In receiving the Torah, we are entering into a marriage with God. Any good marriage consists of a man and woman who have grown spiritually and emotionally throughout their lives as individuals, thus preparing themselves for bonding with another person. Without proper preparation, a marriage begins on shaky ground.

Similarly, we must prepare ourselves for God’s giving of the Torah. If we would not prepare for receiving the Torah, it would be impossible for the Torah’s goals, directives, and instructions to stick to us and make an impact. We must first become people worthy of hearing the Torah’s sophisticated message. We must work on our character and only then can we utilize and apply the Torah. This idea is expressed in the Talmud: “Without proper character, there is no Torah.”

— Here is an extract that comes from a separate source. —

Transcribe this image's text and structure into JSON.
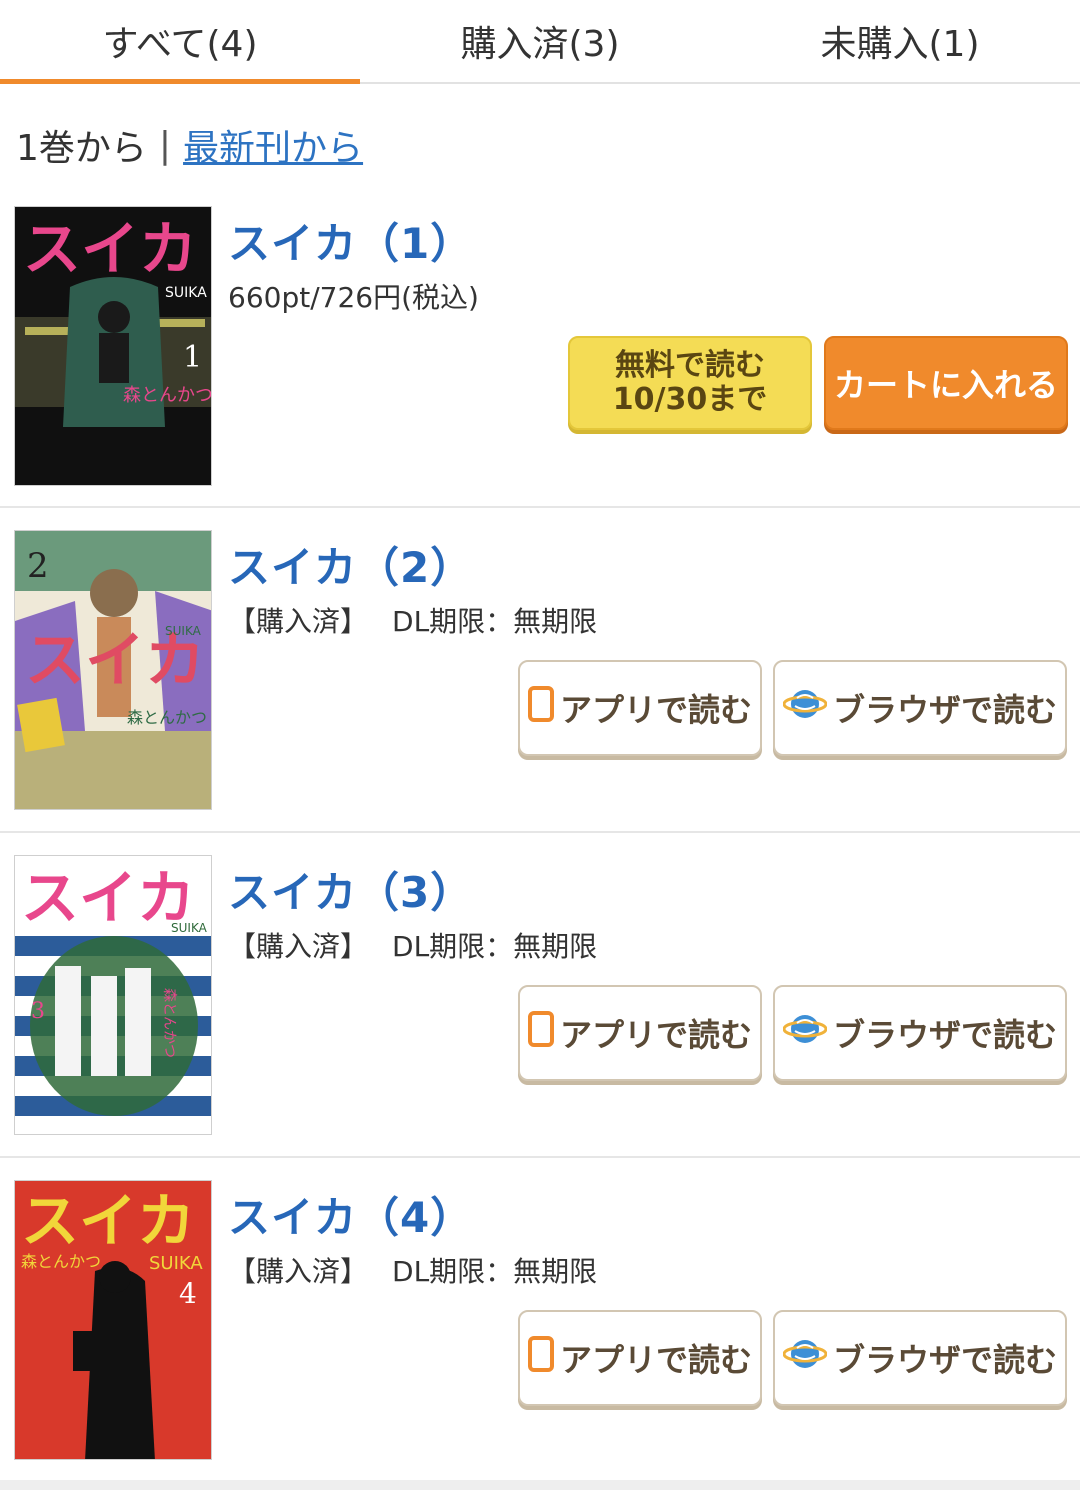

So God established a holiday in which we rejoice in the weeks spent in preparation for the giving of the Torah. We revel in the beautiful and refined people that we have become as a result of the previous seven weeks, knowing that it is only due to this tremendous self-improvement that we merit receiving His instructions for living, carrying out God’s plans for the world through the Torah.

Celebrating the counting and preparations also brings to life the concept of the application of Torah being primary, and not just the intellectual study, even if one studies with sincere and holy intentions. The goal of study is to impact upon all of our actions and thoughts in fulfilling the entirety of the Torah’s 613 laws. On Shavuot we accept and recommit ourselves to the wholeness of Torah.


This clarifies a common misconception regarding Shavuot and returns us to our opening question as to why Shavuot has no specific mitzvah or observance prescribed.

Generally, it is understood that the focus of Shavuot is the commandment to study Torah. While this may be true if measured by a standard of time, since we do spend the entire Shavuot night studying Torah, it is inaccurate, nonetheless. Rather, the focus of Shavuot should be a reestablishment of our connection to the entire Torah, with all of its laws.

Whenever we experience a festival, we are not simply commemorating an event; we are reliving it. Every festival is an opportunity for growth because the festival is infused with spiritual forces that were unleashed due to some historical event.

On Shavuot, the Jewish people received and accepted the Torah. Thus, every year we accept the Torah anew, and we must find ways in our personal service of God to strengthen our commitment to all of Torah.

Perhaps it is for this reason that the Torah does not prescribe a specific ritual observance for Shavuot. On other holidays, the Torah gives specific directions both in the letter and the spirit of the laws. At times, one can “get lost” in the performance of the ritual and fail to achieve significant general growth due to a lack of focus on the general meaning of the festival. The Torah accounts for this, but for most holidays allows the fulfillment of an observance to suffice.

On Shavuot, however, the Torah does not want us to become “distracted” by the performance of any specific commandment. The giving of the Torah is far too powerful and all encompassing to enable any expression of specific ritual through physical action to be meaningful. The Torah includes all commandments. A mitzvah ritual obligation would actually detract from, not enhance, the general goal of a recommitment to the entire Torah on Shavuot.

We learn all night and as much as possible on Shavuot to show how precious the Torah is to us and to express our great desire to know all of God’s Torah. It is only with knowledge of the Torah that we can begin to allow it to impact upon us as people. Only through the knowledge of Torah will our character improve, and only through study will we become familiar with all its laws. But we can’t allow Torah study alone to “steal” the day. We must realize that the focus of Shavuot must be to recommit ourselves to the entirety of Torah and its laws.

Reprinted with permission from